= What the exercise asks =
Read the records and gather each line that includes "true".

--- Record set ---

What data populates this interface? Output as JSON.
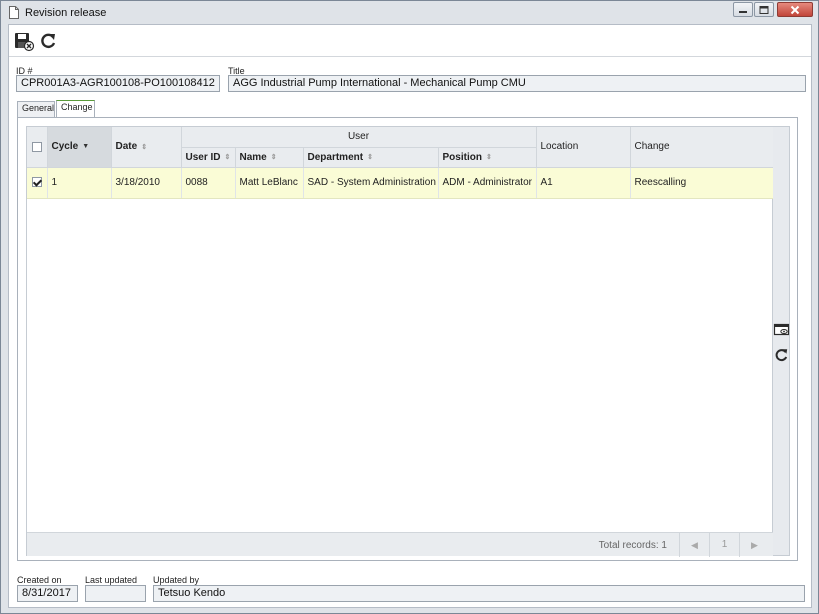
{
  "window": {
    "title": "Revision release"
  },
  "fields": {
    "id_label": "ID #",
    "id_value": "CPR001A3-AGR100108-PO100108412",
    "title_label": "Title",
    "title_value": "AGG Industrial Pump International - Mechanical Pump CMU"
  },
  "tabs": [
    {
      "label": "General"
    },
    {
      "label": "Change"
    }
  ],
  "grid": {
    "group_header_user": "User",
    "columns": {
      "cycle": "Cycle",
      "date": "Date",
      "user_id": "User ID",
      "name": "Name",
      "department": "Department",
      "position": "Position",
      "location": "Location",
      "change": "Change"
    },
    "rows": [
      {
        "checked": true,
        "cycle": "1",
        "date": "3/18/2010",
        "user_id": "0088",
        "name": "Matt LeBlanc",
        "department": "SAD - System Administration",
        "position": "ADM - Administrator",
        "location": "A1",
        "change": "Reescalling"
      }
    ],
    "total_records": "Total records: 1",
    "page": "1"
  },
  "bottom": {
    "created_label": "Created on",
    "created_value": "8/31/2017",
    "updated_label": "Last updated",
    "updated_value": "",
    "updated_by_label": "Updated by",
    "updated_by_value": "Tetsuo Kendo"
  },
  "icons": {
    "window": "document-icon",
    "save": "save-close-icon",
    "refresh": "refresh-icon",
    "view": "view-record-icon"
  }
}
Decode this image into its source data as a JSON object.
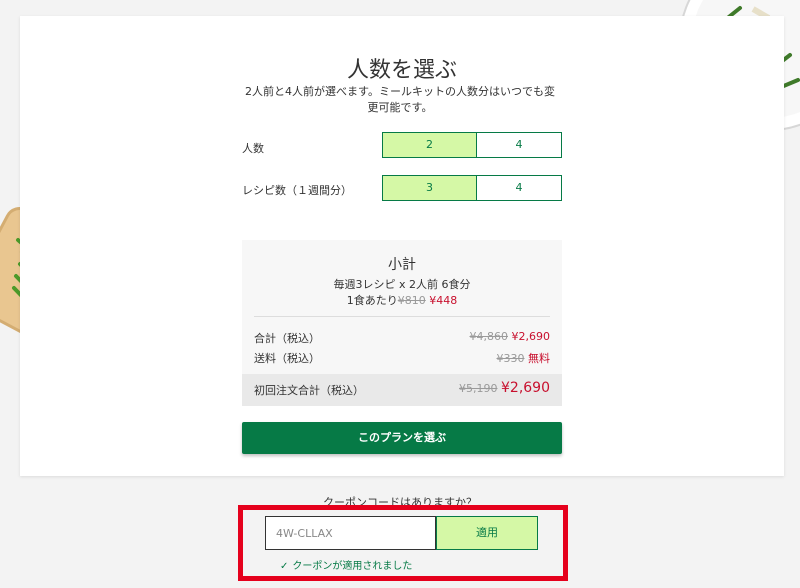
{
  "header": {
    "title": "人数を選ぶ",
    "description": "2人前と4人前が選べます。ミールキットの人数分はいつでも変更可能です。"
  },
  "people": {
    "label": "人数",
    "options": [
      "2",
      "4"
    ],
    "selected": "2"
  },
  "recipes": {
    "label": "レシピ数（１週間分）",
    "options": [
      "3",
      "4"
    ],
    "selected": "3"
  },
  "summary": {
    "title": "小計",
    "line1": "毎週3レシピ x 2人前 6食分",
    "per_meal_label": "1食あたり",
    "per_meal_old": "¥810",
    "per_meal_new": "¥448",
    "subtotal_label": "合計（税込）",
    "subtotal_old": "¥4,860",
    "subtotal_new": "¥2,690",
    "shipping_label": "送料（税込）",
    "shipping_old": "¥330",
    "shipping_new": "無料",
    "first_total_label": "初回注文合計（税込）",
    "first_total_old": "¥5,190",
    "first_total_new": "¥2,690"
  },
  "cta": {
    "plan_button": "このプランを選ぶ"
  },
  "coupon": {
    "question": "クーポンコードはありますか？",
    "value": "4W-CLLAX",
    "apply_label": "適用",
    "applied_message": "クーポンが適用されました",
    "check_icon": "✓"
  },
  "colors": {
    "accent_green": "#067a46",
    "selected_bg": "#d5f8a6",
    "price_red": "#c8102e",
    "highlight_frame": "#e5001c"
  },
  "images": {
    "plate_icon": "salad-plate",
    "board_icon": "green-beans-and-tomatoes"
  }
}
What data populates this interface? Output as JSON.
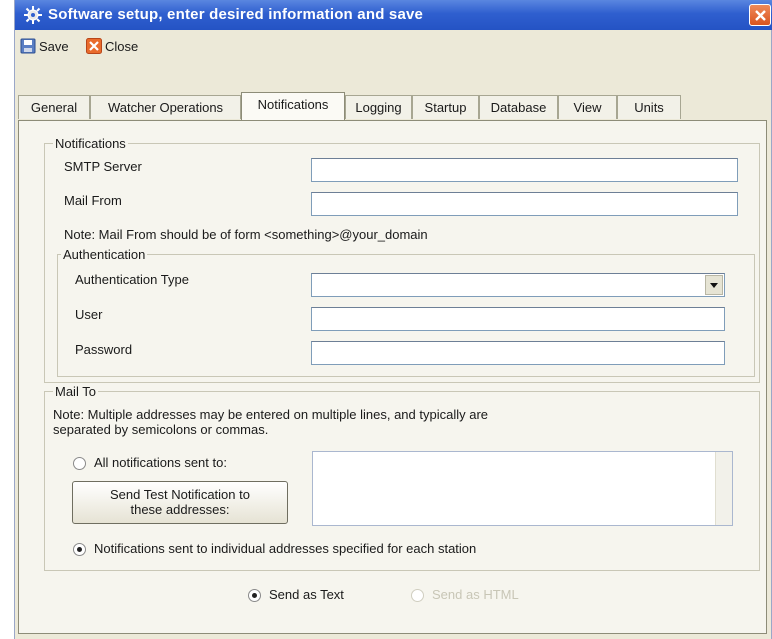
{
  "window": {
    "title": "Software setup, enter desired information and save"
  },
  "toolbar": {
    "save_label": "Save",
    "close_label": "Close"
  },
  "tabs": [
    {
      "label": "General"
    },
    {
      "label": "Watcher Operations"
    },
    {
      "label": "Notifications",
      "active": true
    },
    {
      "label": "Logging"
    },
    {
      "label": "Startup"
    },
    {
      "label": "Database"
    },
    {
      "label": "View"
    },
    {
      "label": "Units"
    }
  ],
  "notifications": {
    "group_label": "Notifications",
    "smtp_label": "SMTP Server",
    "smtp_value": "",
    "mail_from_label": "Mail From",
    "mail_from_value": "",
    "note": "Note: Mail From should be of form <something>@your_domain"
  },
  "authentication": {
    "group_label": "Authentication",
    "type_label": "Authentication Type",
    "type_value": "",
    "user_label": "User",
    "user_value": "",
    "password_label": "Password",
    "password_value": ""
  },
  "mail_to": {
    "group_label": "Mail To",
    "note_line1": "Note: Multiple addresses may be entered on multiple lines, and typically are",
    "note_line2": "separated by semicolons or commas.",
    "all_sent_label": "All notifications sent to:",
    "all_sent_selected": false,
    "test_button_line1": "Send Test Notification to",
    "test_button_line2": "these addresses:",
    "addresses_value": "",
    "individual_label": "Notifications sent to individual addresses specified for each station",
    "individual_selected": true
  },
  "format": {
    "text_label": "Send as Text",
    "text_selected": true,
    "html_label": "Send as HTML",
    "html_selected": false,
    "html_enabled": false
  },
  "colors": {
    "titlebar": "#2f5fcf",
    "close_button": "#d9541e",
    "panel_background": "#f6f5ee"
  }
}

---

= Solved problem =
        "checked": true,
      "active": true
    "individual_selected": true
    "text_selected": true,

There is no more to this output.